[Opening Material shown section]

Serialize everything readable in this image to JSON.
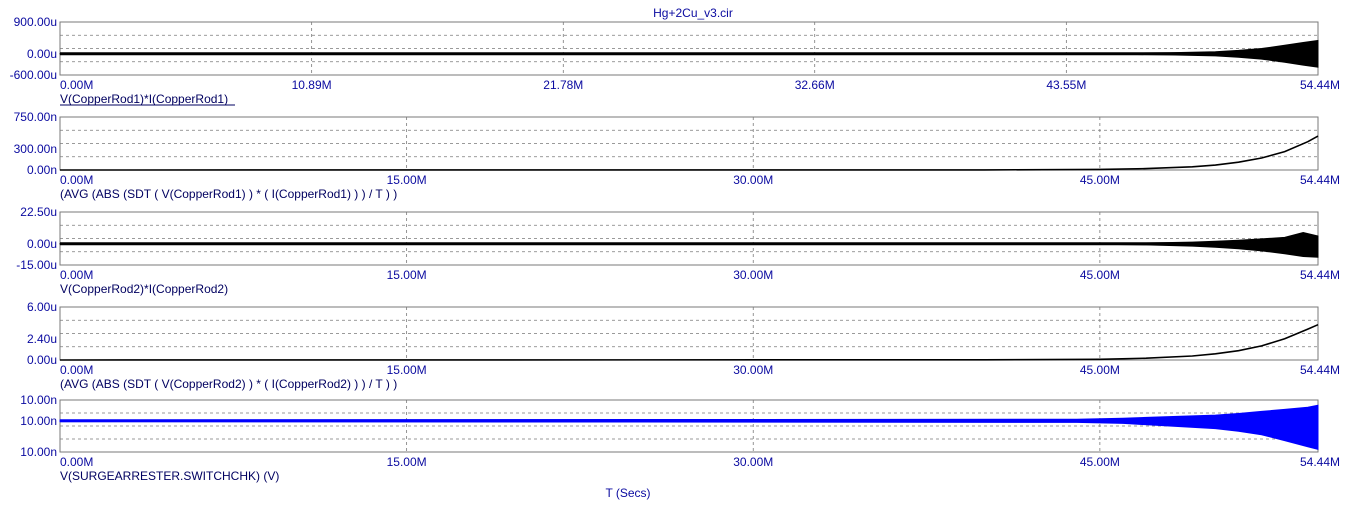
{
  "window": {
    "title": "Hg+2Cu_v3.cir"
  },
  "xaxis": {
    "label": "T (Secs)"
  },
  "colors": {
    "text": "#0a0aa0",
    "grid": "#7a7a7a",
    "frame": "#7a7a7a",
    "trace": "#000000",
    "trace_blue": "#0000ff"
  },
  "chart_data": [
    {
      "type": "line",
      "trace": "V(CopperRod1)*I(CopperRod1)",
      "xlim": [
        0,
        54.44
      ],
      "x_unit": "M",
      "xticks": [
        "0.00M",
        "10.89M",
        "21.78M",
        "32.66M",
        "43.55M",
        "54.44M"
      ],
      "ylim": [
        -600,
        900
      ],
      "y_unit": "u",
      "yticks": [
        "900.00u",
        "0.00u",
        "-600.00u"
      ],
      "ytick_values": [
        900,
        0,
        -600
      ],
      "color": "#000000",
      "series": [
        {
          "style": "oscillating-envelope",
          "x": [
            0,
            43.55,
            46,
            48,
            50,
            51,
            52,
            53,
            53.8,
            54.44
          ],
          "upper": [
            3,
            6,
            14,
            30,
            60,
            95,
            150,
            240,
            320,
            380
          ],
          "lower": [
            -3,
            -6,
            -14,
            -30,
            -60,
            -95,
            -150,
            -240,
            -320,
            -380
          ]
        }
      ]
    },
    {
      "type": "line",
      "trace": "(AVG (ABS (SDT ( V(CopperRod1) ) * ( I(CopperRod1) ) ) / T ) )",
      "xlim": [
        0,
        54.44
      ],
      "x_unit": "M",
      "xticks": [
        "0.00M",
        "15.00M",
        "30.00M",
        "45.00M",
        "54.44M"
      ],
      "ylim": [
        0,
        750
      ],
      "y_unit": "n",
      "yticks": [
        "750.00n",
        "300.00n",
        "0.00n"
      ],
      "ytick_values": [
        750,
        300,
        0
      ],
      "color": "#000000",
      "series": [
        {
          "style": "line",
          "x": [
            0,
            40,
            45,
            47,
            49,
            50,
            51,
            52,
            53,
            54,
            54.44
          ],
          "y": [
            0,
            2,
            8,
            20,
            45,
            70,
            110,
            170,
            260,
            400,
            480
          ]
        }
      ]
    },
    {
      "type": "line",
      "trace": "V(CopperRod2)*I(CopperRod2)",
      "xlim": [
        0,
        54.44
      ],
      "x_unit": "M",
      "xticks": [
        "0.00M",
        "15.00M",
        "30.00M",
        "45.00M",
        "54.44M"
      ],
      "ylim": [
        -15,
        22.5
      ],
      "y_unit": "u",
      "yticks": [
        "22.50u",
        "0.00u",
        "-15.00u"
      ],
      "ytick_values": [
        22.5,
        0,
        -15
      ],
      "color": "#000000",
      "series": [
        {
          "style": "oscillating-envelope",
          "x": [
            0,
            45,
            47,
            49,
            50,
            51,
            52,
            53,
            53.8,
            54.44
          ],
          "upper": [
            0.15,
            0.3,
            0.6,
            1.2,
            1.8,
            2.5,
            3.5,
            4.5,
            8,
            5.5
          ],
          "lower": [
            -0.15,
            -0.3,
            -0.8,
            -1.6,
            -2.5,
            -3.5,
            -5,
            -7,
            -9,
            -9.5
          ]
        }
      ]
    },
    {
      "type": "line",
      "trace": "(AVG (ABS (SDT ( V(CopperRod2) ) * ( I(CopperRod2) ) ) / T ) )",
      "xlim": [
        0,
        54.44
      ],
      "x_unit": "M",
      "xticks": [
        "0.00M",
        "15.00M",
        "30.00M",
        "45.00M",
        "54.44M"
      ],
      "ylim": [
        0,
        6
      ],
      "y_unit": "u",
      "yticks": [
        "6.00u",
        "2.40u",
        "0.00u"
      ],
      "ytick_values": [
        6,
        2.4,
        0
      ],
      "color": "#000000",
      "series": [
        {
          "style": "line",
          "x": [
            0,
            40,
            45,
            47,
            49,
            50,
            51,
            52,
            53,
            54,
            54.44
          ],
          "y": [
            0,
            0.02,
            0.08,
            0.2,
            0.45,
            0.7,
            1.05,
            1.6,
            2.4,
            3.5,
            4.0
          ]
        }
      ]
    },
    {
      "type": "line",
      "trace": "V(SURGEARRESTER.SWITCHCHK) (V)",
      "xlim": [
        0,
        54.44
      ],
      "x_unit": "M",
      "xticks": [
        "0.00M",
        "15.00M",
        "30.00M",
        "45.00M",
        "54.44M"
      ],
      "ylim": [
        0,
        1
      ],
      "yticks": [
        "10.00n",
        "10.00n",
        "10.00n"
      ],
      "ytick_values": [
        1,
        0.6,
        0
      ],
      "color": "#0000ff",
      "series": [
        {
          "style": "oscillating-envelope",
          "x": [
            0,
            44,
            46,
            48,
            50,
            51,
            52,
            53,
            54,
            54.44
          ],
          "upper": [
            0.615,
            0.63,
            0.65,
            0.68,
            0.71,
            0.74,
            0.78,
            0.82,
            0.86,
            0.9
          ],
          "lower": [
            0.585,
            0.57,
            0.55,
            0.5,
            0.45,
            0.4,
            0.33,
            0.22,
            0.1,
            0.05
          ]
        }
      ]
    }
  ]
}
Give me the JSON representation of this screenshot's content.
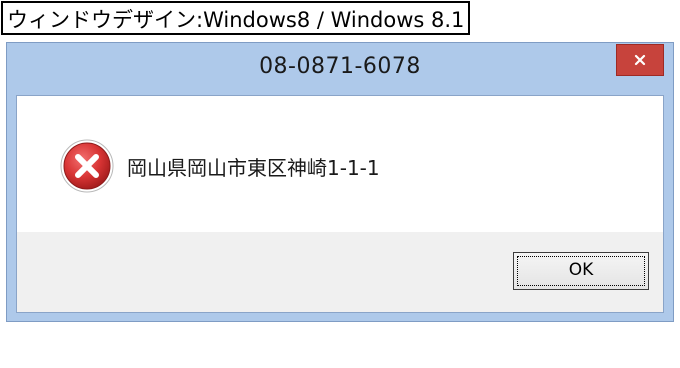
{
  "caption": {
    "text": "ウィンドウデザイン:Windows8 / Windows 8.1"
  },
  "dialog": {
    "title": "08-0871-6078",
    "message": "岡山県岡山市東区神崎1-1-1",
    "ok_label": "OK",
    "icons": {
      "close": "close-icon",
      "message": "error-icon"
    },
    "colors": {
      "title_bar": "#aec9ea",
      "close_button": "#c7433c",
      "error_icon": "#d83434",
      "button_area": "#f0f0f0"
    }
  }
}
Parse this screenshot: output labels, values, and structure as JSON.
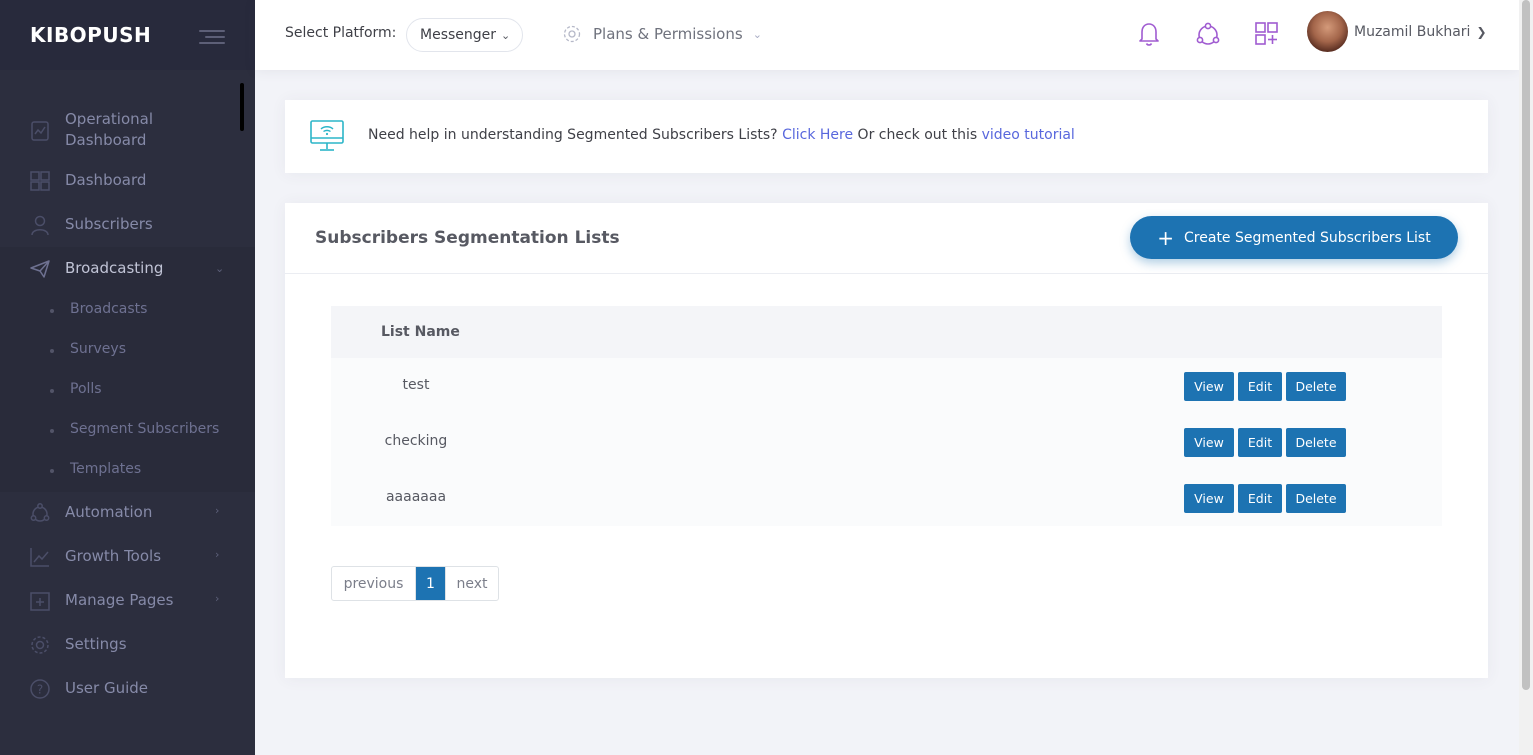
{
  "brand": {
    "name": "KIBOPUSH"
  },
  "sidebar": {
    "items": [
      {
        "label": "Operational\nDashboard",
        "icon": "operational-dashboard-icon"
      },
      {
        "label": "Dashboard",
        "icon": "dashboard-grid-icon"
      },
      {
        "label": "Subscribers",
        "icon": "user-icon"
      },
      {
        "label": "Broadcasting",
        "icon": "paper-plane-icon",
        "expanded": true
      },
      {
        "label": "Automation",
        "icon": "automation-icon"
      },
      {
        "label": "Growth Tools",
        "icon": "chart-line-icon"
      },
      {
        "label": "Manage Pages",
        "icon": "add-page-icon"
      },
      {
        "label": "Settings",
        "icon": "gear-icon"
      },
      {
        "label": "User Guide",
        "icon": "question-icon"
      }
    ],
    "submenu": [
      "Broadcasts",
      "Surveys",
      "Polls",
      "Segment Subscribers",
      "Templates"
    ]
  },
  "header": {
    "platform_label": "Select Platform:",
    "platform_value": "Messenger",
    "plans_label": "Plans & Permissions",
    "user_name": "Muzamil Bukhari",
    "icons": [
      "bell-icon",
      "users-circle-icon",
      "apps-icon"
    ],
    "accent": "#a05cd1"
  },
  "help": {
    "text_before": "Need help in understanding Segmented Subscribers Lists?",
    "link1": "Click Here",
    "text_middle": "Or check out this",
    "link2": "video tutorial"
  },
  "portlet": {
    "title": "Subscribers Segmentation Lists",
    "create_button": "Create Segmented Subscribers List",
    "table": {
      "columns": [
        "List Name"
      ],
      "rows": [
        {
          "name": "test"
        },
        {
          "name": "checking"
        },
        {
          "name": "aaaaaaa"
        }
      ],
      "actions": {
        "view": "View",
        "edit": "Edit",
        "delete": "Delete"
      }
    },
    "pagination": {
      "previous": "previous",
      "current": "1",
      "next": "next"
    }
  },
  "colors": {
    "primary": "#1d73b2",
    "link": "#5867dd",
    "sidebar_bg": "#2c2e3e"
  }
}
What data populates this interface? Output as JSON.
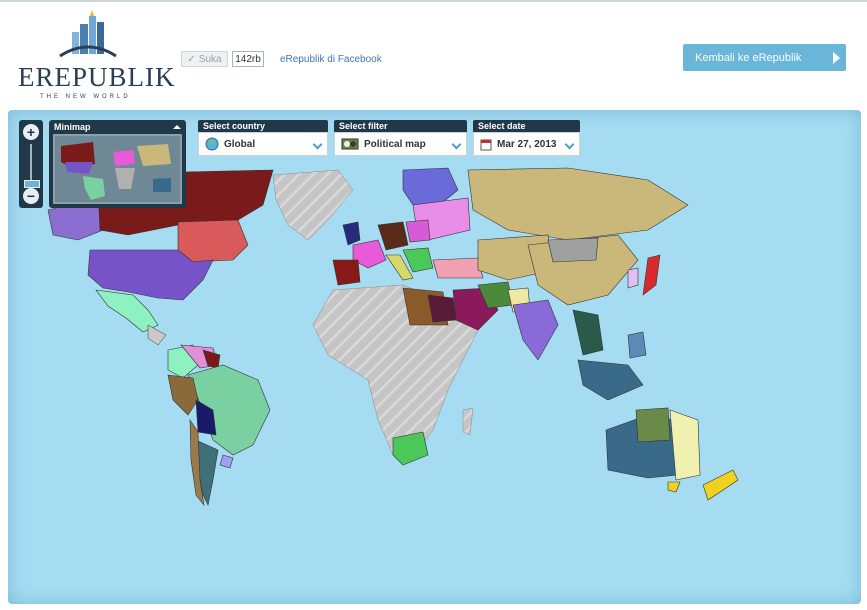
{
  "header": {
    "logo_text": "EREPUBLIK",
    "logo_tagline": "THE NEW WORLD",
    "like_label": "Suka",
    "like_count": "142rb",
    "facebook_link": "eRepublik di Facebook",
    "back_button": "Kembali ke eRepublik"
  },
  "map_controls": {
    "minimap_title": "Minimap",
    "country": {
      "label": "Select country",
      "value": "Global"
    },
    "filter": {
      "label": "Select filter",
      "value": "Political map"
    },
    "date": {
      "label": "Select date",
      "value": "Mar 27, 2013"
    }
  },
  "colors": {
    "ocean": "#a6dcf2",
    "unclaimed": "#c9c9c9",
    "panel": "#203847",
    "accent": "#69b6d8"
  },
  "icons": [
    "building-logo-icon",
    "checkmark-icon",
    "zoom-in-icon",
    "zoom-out-icon",
    "globe-icon",
    "political-map-icon",
    "calendar-icon",
    "chevron-down-icon",
    "arrow-right-icon"
  ]
}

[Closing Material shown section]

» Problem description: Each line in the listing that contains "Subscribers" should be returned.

» Reply:
        "label": "Subscribers",
      "Segment Subscribers",
    "text_before": "Need help in understanding Segmented Subscribers Lists?",
    "title": "Subscribers Segmentation Lists",
    "create_button": "Create Segmented Subscribers List",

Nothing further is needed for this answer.